EXERCISE »
Without the images, reproduce every entry exactly.

Element data from apps and pages

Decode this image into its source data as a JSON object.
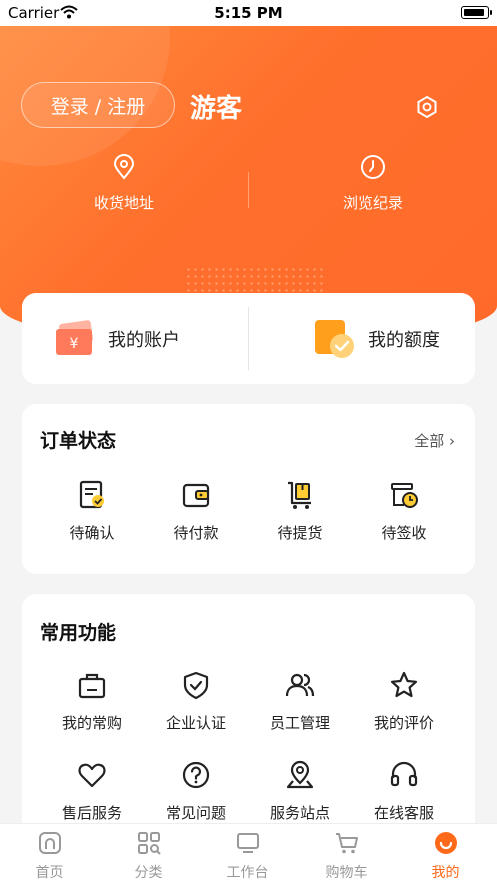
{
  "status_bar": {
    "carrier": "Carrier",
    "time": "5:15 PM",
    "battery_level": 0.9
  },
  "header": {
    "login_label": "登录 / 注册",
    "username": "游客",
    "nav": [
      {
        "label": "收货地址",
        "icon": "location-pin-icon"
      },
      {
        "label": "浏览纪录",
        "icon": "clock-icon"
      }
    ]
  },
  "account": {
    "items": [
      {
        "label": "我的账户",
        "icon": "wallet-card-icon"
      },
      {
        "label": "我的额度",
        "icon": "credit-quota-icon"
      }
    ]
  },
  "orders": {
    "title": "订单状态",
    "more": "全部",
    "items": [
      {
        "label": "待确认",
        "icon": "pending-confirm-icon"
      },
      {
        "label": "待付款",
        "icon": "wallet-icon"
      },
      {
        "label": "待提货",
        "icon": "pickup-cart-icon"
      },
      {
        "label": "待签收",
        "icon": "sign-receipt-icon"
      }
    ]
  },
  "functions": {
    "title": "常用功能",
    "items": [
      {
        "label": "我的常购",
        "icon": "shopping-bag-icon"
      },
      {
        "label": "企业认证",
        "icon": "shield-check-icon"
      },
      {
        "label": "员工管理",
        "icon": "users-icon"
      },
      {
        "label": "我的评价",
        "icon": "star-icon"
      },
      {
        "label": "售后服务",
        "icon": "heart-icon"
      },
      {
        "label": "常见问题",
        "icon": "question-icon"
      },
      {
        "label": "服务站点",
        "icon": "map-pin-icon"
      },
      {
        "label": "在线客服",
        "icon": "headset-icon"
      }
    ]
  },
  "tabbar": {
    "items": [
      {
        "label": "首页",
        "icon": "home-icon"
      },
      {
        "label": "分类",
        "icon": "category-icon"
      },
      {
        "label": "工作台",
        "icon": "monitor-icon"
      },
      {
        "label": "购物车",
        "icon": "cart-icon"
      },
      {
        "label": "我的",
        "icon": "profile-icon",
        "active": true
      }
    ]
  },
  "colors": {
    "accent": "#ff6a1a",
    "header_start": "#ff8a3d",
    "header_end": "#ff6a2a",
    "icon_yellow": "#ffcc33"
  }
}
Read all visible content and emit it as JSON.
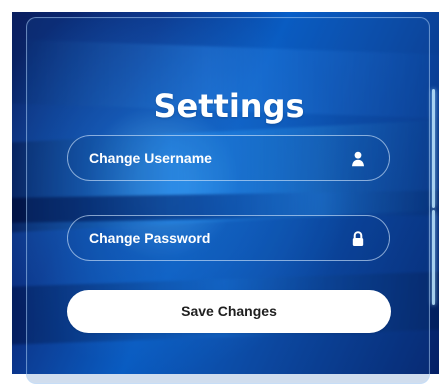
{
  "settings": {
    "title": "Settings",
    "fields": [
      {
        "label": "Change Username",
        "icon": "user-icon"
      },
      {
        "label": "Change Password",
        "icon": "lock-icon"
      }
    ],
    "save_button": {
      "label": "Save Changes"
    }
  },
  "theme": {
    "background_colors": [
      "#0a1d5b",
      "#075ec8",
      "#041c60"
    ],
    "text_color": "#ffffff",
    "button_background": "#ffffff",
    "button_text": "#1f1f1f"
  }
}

SOLUTION TO THE EXERCISE »
Decode this image into its source data as a JSON object.
{
  "status_bar": {
    "carrier": "Carrier",
    "time": "5:15 PM",
    "battery_level": 0.9
  },
  "header": {
    "login_label": "登录 / 注册",
    "username": "游客",
    "nav": [
      {
        "label": "收货地址",
        "icon": "location-pin-icon"
      },
      {
        "label": "浏览纪录",
        "icon": "clock-icon"
      }
    ]
  },
  "account": {
    "items": [
      {
        "label": "我的账户",
        "icon": "wallet-card-icon"
      },
      {
        "label": "我的额度",
        "icon": "credit-quota-icon"
      }
    ]
  },
  "orders": {
    "title": "订单状态",
    "more": "全部",
    "items": [
      {
        "label": "待确认",
        "icon": "pending-confirm-icon"
      },
      {
        "label": "待付款",
        "icon": "wallet-icon"
      },
      {
        "label": "待提货",
        "icon": "pickup-cart-icon"
      },
      {
        "label": "待签收",
        "icon": "sign-receipt-icon"
      }
    ]
  },
  "functions": {
    "title": "常用功能",
    "items": [
      {
        "label": "我的常购",
        "icon": "shopping-bag-icon"
      },
      {
        "label": "企业认证",
        "icon": "shield-check-icon"
      },
      {
        "label": "员工管理",
        "icon": "users-icon"
      },
      {
        "label": "我的评价",
        "icon": "star-icon"
      },
      {
        "label": "售后服务",
        "icon": "heart-icon"
      },
      {
        "label": "常见问题",
        "icon": "question-icon"
      },
      {
        "label": "服务站点",
        "icon": "map-pin-icon"
      },
      {
        "label": "在线客服",
        "icon": "headset-icon"
      }
    ]
  },
  "tabbar": {
    "items": [
      {
        "label": "首页",
        "icon": "home-icon"
      },
      {
        "label": "分类",
        "icon": "category-icon"
      },
      {
        "label": "工作台",
        "icon": "monitor-icon"
      },
      {
        "label": "购物车",
        "icon": "cart-icon"
      },
      {
        "label": "我的",
        "icon": "profile-icon",
        "active": true
      }
    ]
  },
  "colors": {
    "accent": "#ff6a1a",
    "header_start": "#ff8a3d",
    "header_end": "#ff6a2a",
    "icon_yellow": "#ffcc33"
  }
}
Read all visible content and emit it as JSON.
{
  "settings": {
    "title": "Settings",
    "fields": [
      {
        "label": "Change Username",
        "icon": "user-icon"
      },
      {
        "label": "Change Password",
        "icon": "lock-icon"
      }
    ],
    "save_button": {
      "label": "Save Changes"
    }
  },
  "theme": {
    "background_colors": [
      "#0a1d5b",
      "#075ec8",
      "#041c60"
    ],
    "text_color": "#ffffff",
    "button_background": "#ffffff",
    "button_text": "#1f1f1f"
  }
}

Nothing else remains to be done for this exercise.